▶ **Assignment**
Among the lines of the records below, copy those that hold the word "this".

▶ **Recorded information**

□ □ □ □ □

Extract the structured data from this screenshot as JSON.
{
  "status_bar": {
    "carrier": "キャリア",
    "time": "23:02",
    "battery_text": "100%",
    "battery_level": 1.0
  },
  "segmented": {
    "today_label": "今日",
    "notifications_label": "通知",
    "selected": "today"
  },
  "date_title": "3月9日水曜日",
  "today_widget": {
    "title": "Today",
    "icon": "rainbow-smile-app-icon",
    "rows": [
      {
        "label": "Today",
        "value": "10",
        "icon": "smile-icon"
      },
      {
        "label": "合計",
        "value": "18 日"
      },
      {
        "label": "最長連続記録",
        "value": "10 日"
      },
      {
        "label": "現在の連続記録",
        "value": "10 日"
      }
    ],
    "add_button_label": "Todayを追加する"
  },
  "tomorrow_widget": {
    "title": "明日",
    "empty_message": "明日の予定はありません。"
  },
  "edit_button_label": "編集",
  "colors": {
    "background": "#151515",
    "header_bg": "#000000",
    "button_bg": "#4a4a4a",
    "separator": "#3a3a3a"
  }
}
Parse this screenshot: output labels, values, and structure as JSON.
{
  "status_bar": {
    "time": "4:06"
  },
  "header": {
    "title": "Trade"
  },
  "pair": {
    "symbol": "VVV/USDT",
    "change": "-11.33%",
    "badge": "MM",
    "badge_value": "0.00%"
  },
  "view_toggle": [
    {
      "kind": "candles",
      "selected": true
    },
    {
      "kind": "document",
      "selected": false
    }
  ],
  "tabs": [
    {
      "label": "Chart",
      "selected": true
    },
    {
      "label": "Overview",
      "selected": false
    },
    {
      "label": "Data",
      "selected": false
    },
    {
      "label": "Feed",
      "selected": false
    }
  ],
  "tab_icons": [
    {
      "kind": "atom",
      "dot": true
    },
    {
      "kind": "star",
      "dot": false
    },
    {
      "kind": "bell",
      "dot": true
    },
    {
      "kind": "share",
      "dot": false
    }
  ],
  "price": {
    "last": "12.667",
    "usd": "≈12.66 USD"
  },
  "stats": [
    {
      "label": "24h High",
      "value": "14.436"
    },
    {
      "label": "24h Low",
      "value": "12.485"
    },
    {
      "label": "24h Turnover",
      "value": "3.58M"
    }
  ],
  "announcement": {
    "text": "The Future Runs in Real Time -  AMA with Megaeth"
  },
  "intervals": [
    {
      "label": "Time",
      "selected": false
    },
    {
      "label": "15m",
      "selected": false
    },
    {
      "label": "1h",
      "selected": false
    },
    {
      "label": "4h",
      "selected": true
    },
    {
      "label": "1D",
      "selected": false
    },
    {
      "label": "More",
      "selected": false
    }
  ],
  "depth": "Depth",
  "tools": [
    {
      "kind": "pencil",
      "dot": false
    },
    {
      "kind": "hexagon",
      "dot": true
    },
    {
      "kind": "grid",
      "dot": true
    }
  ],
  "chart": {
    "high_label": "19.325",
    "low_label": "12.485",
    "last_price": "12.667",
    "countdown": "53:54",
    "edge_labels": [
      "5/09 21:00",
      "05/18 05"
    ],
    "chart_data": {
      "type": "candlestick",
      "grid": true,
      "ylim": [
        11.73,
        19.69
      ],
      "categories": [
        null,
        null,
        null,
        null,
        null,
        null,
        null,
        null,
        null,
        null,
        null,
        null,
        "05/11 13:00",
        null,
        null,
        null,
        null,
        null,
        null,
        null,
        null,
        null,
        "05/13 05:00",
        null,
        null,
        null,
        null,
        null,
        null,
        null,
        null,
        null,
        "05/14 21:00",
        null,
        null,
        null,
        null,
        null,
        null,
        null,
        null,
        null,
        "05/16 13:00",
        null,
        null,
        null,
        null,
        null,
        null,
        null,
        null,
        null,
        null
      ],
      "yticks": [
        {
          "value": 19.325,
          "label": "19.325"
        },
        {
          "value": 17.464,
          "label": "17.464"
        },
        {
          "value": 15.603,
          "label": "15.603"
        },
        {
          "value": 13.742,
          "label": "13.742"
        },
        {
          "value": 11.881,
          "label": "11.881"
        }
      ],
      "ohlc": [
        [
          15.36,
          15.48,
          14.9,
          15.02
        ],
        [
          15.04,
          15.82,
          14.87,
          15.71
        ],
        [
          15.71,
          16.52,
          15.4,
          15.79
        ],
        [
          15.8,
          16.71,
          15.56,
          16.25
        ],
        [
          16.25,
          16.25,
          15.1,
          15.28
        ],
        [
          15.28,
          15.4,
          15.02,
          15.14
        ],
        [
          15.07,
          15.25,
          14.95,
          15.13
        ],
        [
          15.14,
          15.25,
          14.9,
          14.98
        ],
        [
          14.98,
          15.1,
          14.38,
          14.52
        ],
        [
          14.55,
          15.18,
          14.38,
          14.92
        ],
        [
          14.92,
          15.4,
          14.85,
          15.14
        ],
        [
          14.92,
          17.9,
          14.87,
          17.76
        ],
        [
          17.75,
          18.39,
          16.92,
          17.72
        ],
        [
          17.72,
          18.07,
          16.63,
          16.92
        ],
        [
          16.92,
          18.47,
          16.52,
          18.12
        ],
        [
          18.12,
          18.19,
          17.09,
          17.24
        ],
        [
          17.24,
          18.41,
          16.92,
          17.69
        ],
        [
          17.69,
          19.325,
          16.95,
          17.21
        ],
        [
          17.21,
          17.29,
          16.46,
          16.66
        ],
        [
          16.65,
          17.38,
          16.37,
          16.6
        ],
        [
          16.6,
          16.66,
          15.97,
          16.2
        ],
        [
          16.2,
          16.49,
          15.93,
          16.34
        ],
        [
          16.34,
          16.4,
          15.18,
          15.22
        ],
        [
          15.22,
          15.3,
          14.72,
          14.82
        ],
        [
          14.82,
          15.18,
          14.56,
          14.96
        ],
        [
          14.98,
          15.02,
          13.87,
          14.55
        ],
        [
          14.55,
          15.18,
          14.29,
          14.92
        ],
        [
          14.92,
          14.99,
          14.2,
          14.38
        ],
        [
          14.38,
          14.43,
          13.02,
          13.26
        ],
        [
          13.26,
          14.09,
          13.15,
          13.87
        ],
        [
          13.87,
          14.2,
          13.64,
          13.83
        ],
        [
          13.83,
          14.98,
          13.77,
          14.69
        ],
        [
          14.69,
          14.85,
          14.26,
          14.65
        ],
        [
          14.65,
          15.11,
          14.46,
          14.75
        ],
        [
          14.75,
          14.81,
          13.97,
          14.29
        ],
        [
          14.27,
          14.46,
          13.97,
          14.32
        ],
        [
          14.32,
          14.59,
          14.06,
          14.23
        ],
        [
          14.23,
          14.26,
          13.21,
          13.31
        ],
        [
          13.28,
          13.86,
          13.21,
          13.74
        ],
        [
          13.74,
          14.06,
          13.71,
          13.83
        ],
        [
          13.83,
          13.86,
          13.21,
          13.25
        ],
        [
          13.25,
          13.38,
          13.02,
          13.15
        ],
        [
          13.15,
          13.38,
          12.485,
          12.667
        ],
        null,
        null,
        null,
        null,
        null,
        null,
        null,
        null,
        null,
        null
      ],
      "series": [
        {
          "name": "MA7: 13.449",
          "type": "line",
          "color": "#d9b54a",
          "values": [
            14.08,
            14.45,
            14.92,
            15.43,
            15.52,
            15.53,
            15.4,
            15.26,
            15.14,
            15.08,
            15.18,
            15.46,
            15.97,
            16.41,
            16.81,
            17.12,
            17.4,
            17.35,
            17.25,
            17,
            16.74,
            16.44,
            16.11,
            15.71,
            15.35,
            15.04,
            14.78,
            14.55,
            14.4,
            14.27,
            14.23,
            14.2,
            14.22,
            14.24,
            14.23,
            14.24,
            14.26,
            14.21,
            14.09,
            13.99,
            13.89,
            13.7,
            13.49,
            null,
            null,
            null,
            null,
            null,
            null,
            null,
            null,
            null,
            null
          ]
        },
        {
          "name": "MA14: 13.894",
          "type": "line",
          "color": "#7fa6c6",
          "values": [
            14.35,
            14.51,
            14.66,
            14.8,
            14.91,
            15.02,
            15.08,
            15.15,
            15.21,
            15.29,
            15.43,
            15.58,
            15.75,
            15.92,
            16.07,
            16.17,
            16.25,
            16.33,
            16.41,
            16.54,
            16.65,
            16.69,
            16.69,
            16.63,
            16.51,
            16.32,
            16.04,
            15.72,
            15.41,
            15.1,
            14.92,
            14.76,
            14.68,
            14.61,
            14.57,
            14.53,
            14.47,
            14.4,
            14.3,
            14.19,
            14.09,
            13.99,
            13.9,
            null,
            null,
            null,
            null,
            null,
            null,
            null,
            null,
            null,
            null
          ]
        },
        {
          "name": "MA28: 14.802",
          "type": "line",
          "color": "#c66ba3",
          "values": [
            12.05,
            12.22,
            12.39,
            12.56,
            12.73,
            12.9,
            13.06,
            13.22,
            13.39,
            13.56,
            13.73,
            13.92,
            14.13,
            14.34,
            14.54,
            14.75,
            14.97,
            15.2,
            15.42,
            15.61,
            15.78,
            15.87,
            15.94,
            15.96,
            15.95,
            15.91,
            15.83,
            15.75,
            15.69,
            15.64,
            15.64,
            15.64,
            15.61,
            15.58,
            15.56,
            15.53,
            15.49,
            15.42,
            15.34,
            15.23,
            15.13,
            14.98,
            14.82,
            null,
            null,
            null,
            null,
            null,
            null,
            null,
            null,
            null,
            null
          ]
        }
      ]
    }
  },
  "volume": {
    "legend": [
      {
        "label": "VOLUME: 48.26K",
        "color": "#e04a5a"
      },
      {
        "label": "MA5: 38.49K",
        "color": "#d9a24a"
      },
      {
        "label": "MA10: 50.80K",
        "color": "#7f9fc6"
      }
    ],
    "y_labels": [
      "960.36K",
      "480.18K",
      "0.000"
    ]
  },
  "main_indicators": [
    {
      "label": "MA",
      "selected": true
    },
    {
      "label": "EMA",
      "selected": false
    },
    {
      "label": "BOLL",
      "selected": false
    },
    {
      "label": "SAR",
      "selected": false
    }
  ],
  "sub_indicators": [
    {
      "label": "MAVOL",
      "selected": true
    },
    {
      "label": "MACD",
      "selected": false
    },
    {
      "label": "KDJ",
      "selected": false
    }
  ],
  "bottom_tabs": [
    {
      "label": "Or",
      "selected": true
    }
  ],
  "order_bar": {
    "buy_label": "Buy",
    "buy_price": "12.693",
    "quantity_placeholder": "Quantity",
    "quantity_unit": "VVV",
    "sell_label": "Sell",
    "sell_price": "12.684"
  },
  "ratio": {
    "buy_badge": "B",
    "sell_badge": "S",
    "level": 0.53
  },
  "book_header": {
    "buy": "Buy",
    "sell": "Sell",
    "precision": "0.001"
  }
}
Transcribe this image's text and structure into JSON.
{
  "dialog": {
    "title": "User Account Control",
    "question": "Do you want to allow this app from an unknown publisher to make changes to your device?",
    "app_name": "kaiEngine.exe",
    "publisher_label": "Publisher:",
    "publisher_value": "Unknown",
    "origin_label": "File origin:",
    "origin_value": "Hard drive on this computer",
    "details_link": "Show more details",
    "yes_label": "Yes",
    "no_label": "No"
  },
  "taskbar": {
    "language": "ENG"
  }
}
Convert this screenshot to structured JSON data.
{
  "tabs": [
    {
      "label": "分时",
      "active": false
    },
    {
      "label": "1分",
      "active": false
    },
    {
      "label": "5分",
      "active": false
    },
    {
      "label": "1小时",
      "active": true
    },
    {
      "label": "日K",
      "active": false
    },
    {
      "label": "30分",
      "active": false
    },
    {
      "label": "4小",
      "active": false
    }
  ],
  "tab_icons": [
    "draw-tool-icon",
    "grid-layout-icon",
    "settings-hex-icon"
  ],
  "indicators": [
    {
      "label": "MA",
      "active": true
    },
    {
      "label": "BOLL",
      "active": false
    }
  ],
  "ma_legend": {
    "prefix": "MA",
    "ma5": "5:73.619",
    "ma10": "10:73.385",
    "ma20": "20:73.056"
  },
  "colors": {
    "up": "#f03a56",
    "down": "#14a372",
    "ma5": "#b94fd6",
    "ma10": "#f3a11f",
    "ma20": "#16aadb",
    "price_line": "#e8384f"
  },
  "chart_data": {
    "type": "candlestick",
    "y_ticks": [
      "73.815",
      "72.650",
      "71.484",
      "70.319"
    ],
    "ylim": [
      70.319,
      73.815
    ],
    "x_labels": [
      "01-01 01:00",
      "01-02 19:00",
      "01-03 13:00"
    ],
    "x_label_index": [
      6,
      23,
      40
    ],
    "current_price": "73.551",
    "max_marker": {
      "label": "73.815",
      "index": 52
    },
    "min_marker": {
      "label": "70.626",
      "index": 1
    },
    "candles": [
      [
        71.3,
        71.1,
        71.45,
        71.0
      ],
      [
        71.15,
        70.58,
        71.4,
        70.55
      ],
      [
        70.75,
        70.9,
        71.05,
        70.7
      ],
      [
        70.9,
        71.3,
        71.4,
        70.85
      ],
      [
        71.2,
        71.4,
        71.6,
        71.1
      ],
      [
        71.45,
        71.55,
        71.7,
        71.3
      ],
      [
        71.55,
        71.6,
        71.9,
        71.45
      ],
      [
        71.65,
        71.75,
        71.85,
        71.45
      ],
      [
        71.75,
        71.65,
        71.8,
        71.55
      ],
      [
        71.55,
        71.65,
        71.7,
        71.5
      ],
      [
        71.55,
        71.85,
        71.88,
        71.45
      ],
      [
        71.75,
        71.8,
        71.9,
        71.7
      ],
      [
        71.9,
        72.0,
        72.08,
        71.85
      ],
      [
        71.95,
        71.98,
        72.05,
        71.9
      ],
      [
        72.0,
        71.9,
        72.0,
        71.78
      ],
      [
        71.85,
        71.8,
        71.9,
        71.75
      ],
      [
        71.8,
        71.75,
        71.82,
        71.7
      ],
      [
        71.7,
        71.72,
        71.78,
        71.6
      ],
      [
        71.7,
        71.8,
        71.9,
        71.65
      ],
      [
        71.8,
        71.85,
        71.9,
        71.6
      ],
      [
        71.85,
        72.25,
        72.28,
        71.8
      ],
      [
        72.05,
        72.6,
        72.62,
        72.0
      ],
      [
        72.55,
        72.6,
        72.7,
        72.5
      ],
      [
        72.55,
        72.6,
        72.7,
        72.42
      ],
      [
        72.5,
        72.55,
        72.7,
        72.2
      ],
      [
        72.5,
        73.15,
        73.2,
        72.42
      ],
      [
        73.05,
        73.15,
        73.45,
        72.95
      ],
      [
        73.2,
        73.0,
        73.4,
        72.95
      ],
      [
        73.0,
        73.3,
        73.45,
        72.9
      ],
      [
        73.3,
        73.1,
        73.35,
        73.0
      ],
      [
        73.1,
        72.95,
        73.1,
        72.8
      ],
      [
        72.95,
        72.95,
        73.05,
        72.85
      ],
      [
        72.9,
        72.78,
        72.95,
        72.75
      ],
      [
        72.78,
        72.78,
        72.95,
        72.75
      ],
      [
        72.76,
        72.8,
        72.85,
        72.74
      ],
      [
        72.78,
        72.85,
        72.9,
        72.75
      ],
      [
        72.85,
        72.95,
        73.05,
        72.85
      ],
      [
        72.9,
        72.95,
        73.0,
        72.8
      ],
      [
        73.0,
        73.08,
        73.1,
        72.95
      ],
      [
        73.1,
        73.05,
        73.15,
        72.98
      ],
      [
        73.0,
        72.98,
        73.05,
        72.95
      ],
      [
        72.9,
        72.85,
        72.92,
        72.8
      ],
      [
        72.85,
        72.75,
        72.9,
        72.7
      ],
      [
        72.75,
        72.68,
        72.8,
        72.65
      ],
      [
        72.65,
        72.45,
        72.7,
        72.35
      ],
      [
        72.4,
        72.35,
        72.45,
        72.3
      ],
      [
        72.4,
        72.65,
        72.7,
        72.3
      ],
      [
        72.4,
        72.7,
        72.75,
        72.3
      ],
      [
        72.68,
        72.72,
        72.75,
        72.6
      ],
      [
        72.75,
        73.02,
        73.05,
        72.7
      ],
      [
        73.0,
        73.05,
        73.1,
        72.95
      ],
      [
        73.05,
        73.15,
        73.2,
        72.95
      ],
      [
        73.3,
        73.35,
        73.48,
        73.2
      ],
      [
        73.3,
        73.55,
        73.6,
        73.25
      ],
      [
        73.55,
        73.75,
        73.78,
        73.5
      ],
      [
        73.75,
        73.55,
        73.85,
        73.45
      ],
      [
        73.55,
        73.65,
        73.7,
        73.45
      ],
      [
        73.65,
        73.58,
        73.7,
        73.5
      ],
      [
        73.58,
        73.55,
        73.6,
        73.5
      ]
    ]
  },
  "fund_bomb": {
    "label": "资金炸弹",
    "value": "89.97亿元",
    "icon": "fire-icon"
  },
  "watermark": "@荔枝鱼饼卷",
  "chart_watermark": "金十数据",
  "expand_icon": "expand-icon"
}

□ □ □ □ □

▶ **Exercise response**
Extract the structured data from this screenshot as JSON.
Parse this screenshot: output labels, values, and structure as JSON.
Transcribe this image's text and structure into JSON.
    "question": "Do you want to allow this app from an unknown publisher to make changes to your device?",
    "origin_value": "Hard drive on this computer",
Convert this screenshot to structured JSON data.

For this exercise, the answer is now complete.